Records from a data collection:

══════

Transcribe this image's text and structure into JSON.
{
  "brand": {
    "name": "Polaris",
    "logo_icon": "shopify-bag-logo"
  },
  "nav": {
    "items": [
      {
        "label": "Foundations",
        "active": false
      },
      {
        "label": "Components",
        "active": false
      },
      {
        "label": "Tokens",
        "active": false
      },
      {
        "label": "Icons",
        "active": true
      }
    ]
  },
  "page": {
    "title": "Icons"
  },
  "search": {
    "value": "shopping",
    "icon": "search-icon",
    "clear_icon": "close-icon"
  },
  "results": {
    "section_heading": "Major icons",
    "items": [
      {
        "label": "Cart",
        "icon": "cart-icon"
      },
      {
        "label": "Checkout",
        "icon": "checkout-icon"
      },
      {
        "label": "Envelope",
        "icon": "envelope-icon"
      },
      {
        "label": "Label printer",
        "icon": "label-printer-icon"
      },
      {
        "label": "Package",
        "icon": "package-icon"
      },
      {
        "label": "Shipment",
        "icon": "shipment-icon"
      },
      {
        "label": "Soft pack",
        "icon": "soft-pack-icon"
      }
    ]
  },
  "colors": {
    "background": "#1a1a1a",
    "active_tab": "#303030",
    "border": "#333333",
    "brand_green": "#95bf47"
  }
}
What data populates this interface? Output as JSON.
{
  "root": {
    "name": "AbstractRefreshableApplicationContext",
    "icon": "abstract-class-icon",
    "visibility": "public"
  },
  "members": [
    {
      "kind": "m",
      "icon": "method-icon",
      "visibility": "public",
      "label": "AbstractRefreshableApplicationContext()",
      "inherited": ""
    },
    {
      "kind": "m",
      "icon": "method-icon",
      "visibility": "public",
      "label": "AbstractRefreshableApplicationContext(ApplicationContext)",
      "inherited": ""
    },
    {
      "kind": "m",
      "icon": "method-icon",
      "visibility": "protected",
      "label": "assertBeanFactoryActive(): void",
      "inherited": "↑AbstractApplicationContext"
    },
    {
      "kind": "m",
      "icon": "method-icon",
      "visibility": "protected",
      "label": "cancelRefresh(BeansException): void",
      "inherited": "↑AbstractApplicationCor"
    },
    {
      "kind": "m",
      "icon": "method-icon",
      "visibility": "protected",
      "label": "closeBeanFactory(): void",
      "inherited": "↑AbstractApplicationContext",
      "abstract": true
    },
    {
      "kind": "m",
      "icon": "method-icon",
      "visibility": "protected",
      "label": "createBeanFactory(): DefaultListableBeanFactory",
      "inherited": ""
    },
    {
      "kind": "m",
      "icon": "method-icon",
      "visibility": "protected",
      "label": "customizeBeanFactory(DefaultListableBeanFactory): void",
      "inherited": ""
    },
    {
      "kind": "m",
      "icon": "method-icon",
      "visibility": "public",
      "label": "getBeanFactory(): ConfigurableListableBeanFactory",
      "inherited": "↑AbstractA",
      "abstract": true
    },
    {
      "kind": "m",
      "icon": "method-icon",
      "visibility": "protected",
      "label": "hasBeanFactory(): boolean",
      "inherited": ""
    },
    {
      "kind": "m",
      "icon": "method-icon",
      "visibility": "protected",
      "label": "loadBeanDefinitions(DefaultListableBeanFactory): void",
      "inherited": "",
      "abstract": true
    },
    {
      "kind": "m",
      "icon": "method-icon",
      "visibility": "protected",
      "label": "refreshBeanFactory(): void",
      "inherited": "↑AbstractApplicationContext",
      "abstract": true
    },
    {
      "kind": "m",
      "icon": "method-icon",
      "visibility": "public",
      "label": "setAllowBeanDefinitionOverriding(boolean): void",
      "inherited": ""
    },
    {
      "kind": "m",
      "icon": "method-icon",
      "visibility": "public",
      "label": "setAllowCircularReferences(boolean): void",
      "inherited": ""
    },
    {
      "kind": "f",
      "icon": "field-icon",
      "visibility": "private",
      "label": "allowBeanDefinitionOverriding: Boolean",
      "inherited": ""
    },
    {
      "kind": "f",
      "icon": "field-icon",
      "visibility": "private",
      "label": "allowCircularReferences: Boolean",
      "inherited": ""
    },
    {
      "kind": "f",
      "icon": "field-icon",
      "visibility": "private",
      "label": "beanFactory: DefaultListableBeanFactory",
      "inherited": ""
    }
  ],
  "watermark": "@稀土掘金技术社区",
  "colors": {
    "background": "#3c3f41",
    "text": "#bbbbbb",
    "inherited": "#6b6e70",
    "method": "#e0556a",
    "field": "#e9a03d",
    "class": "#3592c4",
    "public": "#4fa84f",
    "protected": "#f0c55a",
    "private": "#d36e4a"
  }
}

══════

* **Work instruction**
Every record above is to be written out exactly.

* **Task response**
Transcribe this image's text and structure into JSON.
{
  "brand": {
    "name": "Polaris",
    "logo_icon": "shopify-bag-logo"
  },
  "nav": {
    "items": [
      {
        "label": "Foundations",
        "active": false
      },
      {
        "label": "Components",
        "active": false
      },
      {
        "label": "Tokens",
        "active": false
      },
      {
        "label": "Icons",
        "active": true
      }
    ]
  },
  "page": {
    "title": "Icons"
  },
  "search": {
    "value": "shopping",
    "icon": "search-icon",
    "clear_icon": "close-icon"
  },
  "results": {
    "section_heading": "Major icons",
    "items": [
      {
        "label": "Cart",
        "icon": "cart-icon"
      },
      {
        "label": "Checkout",
        "icon": "checkout-icon"
      },
      {
        "label": "Envelope",
        "icon": "envelope-icon"
      },
      {
        "label": "Label printer",
        "icon": "label-printer-icon"
      },
      {
        "label": "Package",
        "icon": "package-icon"
      },
      {
        "label": "Shipment",
        "icon": "shipment-icon"
      },
      {
        "label": "Soft pack",
        "icon": "soft-pack-icon"
      }
    ]
  },
  "colors": {
    "background": "#1a1a1a",
    "active_tab": "#303030",
    "border": "#333333",
    "brand_green": "#95bf47"
  }
}
What data populates this interface? Output as JSON.
{
  "root": {
    "name": "AbstractRefreshableApplicationContext",
    "icon": "abstract-class-icon",
    "visibility": "public"
  },
  "members": [
    {
      "kind": "m",
      "icon": "method-icon",
      "visibility": "public",
      "label": "AbstractRefreshableApplicationContext()",
      "inherited": ""
    },
    {
      "kind": "m",
      "icon": "method-icon",
      "visibility": "public",
      "label": "AbstractRefreshableApplicationContext(ApplicationContext)",
      "inherited": ""
    },
    {
      "kind": "m",
      "icon": "method-icon",
      "visibility": "protected",
      "label": "assertBeanFactoryActive(): void",
      "inherited": "↑AbstractApplicationContext"
    },
    {
      "kind": "m",
      "icon": "method-icon",
      "visibility": "protected",
      "label": "cancelRefresh(BeansException): void",
      "inherited": "↑AbstractApplicationCor"
    },
    {
      "kind": "m",
      "icon": "method-icon",
      "visibility": "protected",
      "label": "closeBeanFactory(): void",
      "inherited": "↑AbstractApplicationContext",
      "abstract": true
    },
    {
      "kind": "m",
      "icon": "method-icon",
      "visibility": "protected",
      "label": "createBeanFactory(): DefaultListableBeanFactory",
      "inherited": ""
    },
    {
      "kind": "m",
      "icon": "method-icon",
      "visibility": "protected",
      "label": "customizeBeanFactory(DefaultListableBeanFactory): void",
      "inherited": ""
    },
    {
      "kind": "m",
      "icon": "method-icon",
      "visibility": "public",
      "label": "getBeanFactory(): ConfigurableListableBeanFactory",
      "inherited": "↑AbstractA",
      "abstract": true
    },
    {
      "kind": "m",
      "icon": "method-icon",
      "visibility": "protected",
      "label": "hasBeanFactory(): boolean",
      "inherited": ""
    },
    {
      "kind": "m",
      "icon": "method-icon",
      "visibility": "protected",
      "label": "loadBeanDefinitions(DefaultListableBeanFactory): void",
      "inherited": "",
      "abstract": true
    },
    {
      "kind": "m",
      "icon": "method-icon",
      "visibility": "protected",
      "label": "refreshBeanFactory(): void",
      "inherited": "↑AbstractApplicationContext",
      "abstract": true
    },
    {
      "kind": "m",
      "icon": "method-icon",
      "visibility": "public",
      "label": "setAllowBeanDefinitionOverriding(boolean): void",
      "inherited": ""
    },
    {
      "kind": "m",
      "icon": "method-icon",
      "visibility": "public",
      "label": "setAllowCircularReferences(boolean): void",
      "inherited": ""
    },
    {
      "kind": "f",
      "icon": "field-icon",
      "visibility": "private",
      "label": "allowBeanDefinitionOverriding: Boolean",
      "inherited": ""
    },
    {
      "kind": "f",
      "icon": "field-icon",
      "visibility": "private",
      "label": "allowCircularReferences: Boolean",
      "inherited": ""
    },
    {
      "kind": "f",
      "icon": "field-icon",
      "visibility": "private",
      "label": "beanFactory: DefaultListableBeanFactory",
      "inherited": ""
    }
  ],
  "watermark": "@稀土掘金技术社区",
  "colors": {
    "background": "#3c3f41",
    "text": "#bbbbbb",
    "inherited": "#6b6e70",
    "method": "#e0556a",
    "field": "#e9a03d",
    "class": "#3592c4",
    "public": "#4fa84f",
    "protected": "#f0c55a",
    "private": "#d36e4a"
  }
}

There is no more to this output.